  • Creates a program that bridges the divide between transportation safety in urban and rural communities.
  • Pauses the commute trip reduction program capital investments while studying the impacts of commuting and travel due to COVID-19. I introduced this bill during the 2019 session as House Bill 1528. I am pleased it will be considered as part of this plan during the 2022 session.
  • Reprioritizes and shifts the funds for the Safe Routes to School Program to the general fund with direction to better coordinate funding for safe pathways to new schools.
  • Prevents barriers to recruitment and employment for Washington State Ferries that are part of the current employment practices, which make it difficult to recruit women and people from minority and LGBTQ communities. 

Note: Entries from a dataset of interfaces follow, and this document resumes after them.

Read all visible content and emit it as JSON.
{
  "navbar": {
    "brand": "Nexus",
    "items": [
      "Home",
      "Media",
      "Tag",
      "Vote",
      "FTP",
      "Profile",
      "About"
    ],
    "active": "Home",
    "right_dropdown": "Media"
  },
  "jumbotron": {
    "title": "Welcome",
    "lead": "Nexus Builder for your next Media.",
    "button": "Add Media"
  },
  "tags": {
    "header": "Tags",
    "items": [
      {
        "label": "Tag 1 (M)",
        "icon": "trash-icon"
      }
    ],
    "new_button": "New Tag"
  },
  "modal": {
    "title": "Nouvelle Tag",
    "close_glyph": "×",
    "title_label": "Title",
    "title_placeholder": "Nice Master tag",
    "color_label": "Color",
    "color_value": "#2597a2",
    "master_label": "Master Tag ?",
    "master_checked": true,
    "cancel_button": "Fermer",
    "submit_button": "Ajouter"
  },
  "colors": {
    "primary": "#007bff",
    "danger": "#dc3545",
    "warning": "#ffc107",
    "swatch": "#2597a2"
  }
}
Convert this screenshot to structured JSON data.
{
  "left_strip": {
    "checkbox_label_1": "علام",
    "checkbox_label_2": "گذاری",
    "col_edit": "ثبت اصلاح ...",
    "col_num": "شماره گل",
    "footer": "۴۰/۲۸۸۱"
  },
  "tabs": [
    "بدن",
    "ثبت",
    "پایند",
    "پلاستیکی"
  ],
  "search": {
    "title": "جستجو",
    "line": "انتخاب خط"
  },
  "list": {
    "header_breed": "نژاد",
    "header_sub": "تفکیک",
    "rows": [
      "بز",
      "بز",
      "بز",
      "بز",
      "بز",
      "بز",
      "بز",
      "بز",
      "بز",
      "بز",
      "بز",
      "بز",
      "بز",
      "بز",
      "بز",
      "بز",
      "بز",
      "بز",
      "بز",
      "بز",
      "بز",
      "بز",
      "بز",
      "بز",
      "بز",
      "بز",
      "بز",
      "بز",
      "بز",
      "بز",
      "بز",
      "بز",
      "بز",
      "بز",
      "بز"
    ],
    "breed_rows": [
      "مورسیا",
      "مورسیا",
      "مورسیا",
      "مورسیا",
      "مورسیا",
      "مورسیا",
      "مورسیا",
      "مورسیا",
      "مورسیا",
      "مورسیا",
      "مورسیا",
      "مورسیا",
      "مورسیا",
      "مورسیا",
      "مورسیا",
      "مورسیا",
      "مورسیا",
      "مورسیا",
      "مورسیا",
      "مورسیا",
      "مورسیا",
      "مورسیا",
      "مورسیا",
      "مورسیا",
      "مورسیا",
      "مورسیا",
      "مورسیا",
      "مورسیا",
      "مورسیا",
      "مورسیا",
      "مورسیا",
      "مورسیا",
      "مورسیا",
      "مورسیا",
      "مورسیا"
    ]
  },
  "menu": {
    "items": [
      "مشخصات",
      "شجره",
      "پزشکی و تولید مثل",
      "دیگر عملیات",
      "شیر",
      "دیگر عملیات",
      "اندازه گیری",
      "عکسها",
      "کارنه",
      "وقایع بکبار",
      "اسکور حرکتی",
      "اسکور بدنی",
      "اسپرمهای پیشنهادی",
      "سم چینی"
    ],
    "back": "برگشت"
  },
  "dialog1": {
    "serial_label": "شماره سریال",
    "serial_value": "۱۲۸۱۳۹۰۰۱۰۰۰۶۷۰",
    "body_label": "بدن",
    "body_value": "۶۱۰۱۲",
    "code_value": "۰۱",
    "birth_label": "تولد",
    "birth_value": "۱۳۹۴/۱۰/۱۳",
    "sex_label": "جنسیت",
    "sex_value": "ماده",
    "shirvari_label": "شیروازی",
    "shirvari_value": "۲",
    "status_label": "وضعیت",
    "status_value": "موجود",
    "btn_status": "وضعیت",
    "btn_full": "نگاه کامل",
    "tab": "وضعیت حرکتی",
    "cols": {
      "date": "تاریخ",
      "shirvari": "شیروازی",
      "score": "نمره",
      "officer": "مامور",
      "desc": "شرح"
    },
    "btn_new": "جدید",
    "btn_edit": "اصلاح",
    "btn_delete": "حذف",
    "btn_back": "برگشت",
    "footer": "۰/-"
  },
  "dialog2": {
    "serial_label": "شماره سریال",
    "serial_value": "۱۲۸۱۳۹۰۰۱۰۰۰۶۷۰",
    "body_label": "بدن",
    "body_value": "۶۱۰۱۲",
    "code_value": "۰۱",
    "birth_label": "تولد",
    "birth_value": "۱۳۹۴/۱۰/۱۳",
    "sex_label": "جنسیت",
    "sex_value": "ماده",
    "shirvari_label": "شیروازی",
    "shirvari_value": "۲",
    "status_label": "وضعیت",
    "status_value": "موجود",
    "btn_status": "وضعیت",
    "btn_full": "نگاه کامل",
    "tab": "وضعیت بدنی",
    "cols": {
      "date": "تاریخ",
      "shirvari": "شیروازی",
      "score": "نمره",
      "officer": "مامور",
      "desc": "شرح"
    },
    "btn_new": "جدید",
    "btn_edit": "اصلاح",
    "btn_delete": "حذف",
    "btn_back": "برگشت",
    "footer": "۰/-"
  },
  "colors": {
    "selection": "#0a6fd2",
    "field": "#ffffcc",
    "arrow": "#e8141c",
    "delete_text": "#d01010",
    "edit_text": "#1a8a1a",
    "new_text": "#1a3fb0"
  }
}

State transportation revenues have plateaued roughly around $6 to $7 billion annually and are expected to remain stagnant for years to come. Conversely, the state general fund – even during a pandemic – continues to experience record tax collections. Washington state has the nation’s second-highest tax revenue growth.

Adopting the REAL Act would redirect approximately $3.2 billion per biennium — beginning in 2025 — from the operating budget to the critical transportation budget needs while still leaving the operating budget with billions in surplus funds that could be used for other state services and programs. 

I will keep you updated on this innovative approach to transportation and state budgeting when the 2022 session begins.


I want to take this opportunity to share information and a list of resources with you. These will provide a detailed look at the work happening behind the scenes on your behalf – and on behalf of everyone in Washington state. I encourage you to bookmark the links below, and please share them with your friends and family.

Public policy issues

Governor’s Emergency Powers reform and COVID-19 resources

Other important resources

Other information

As always, if you have any questions, concerns, or ideas regarding your state government, or any of the topics in this e-newsletter, please don’t hesitate to get in touch with my office. You can find my contact information at the bottom of this email.

It’s an honor to serve you.

In your service,

Eric Robertson

State Representative Eric Robertson, 31st Legislative District
465 John L. O’Brien Building | P.O. Box 40600 | Olympia, WA 98504-0600
(360) 786-7866 | Toll-free: (800) 562-6000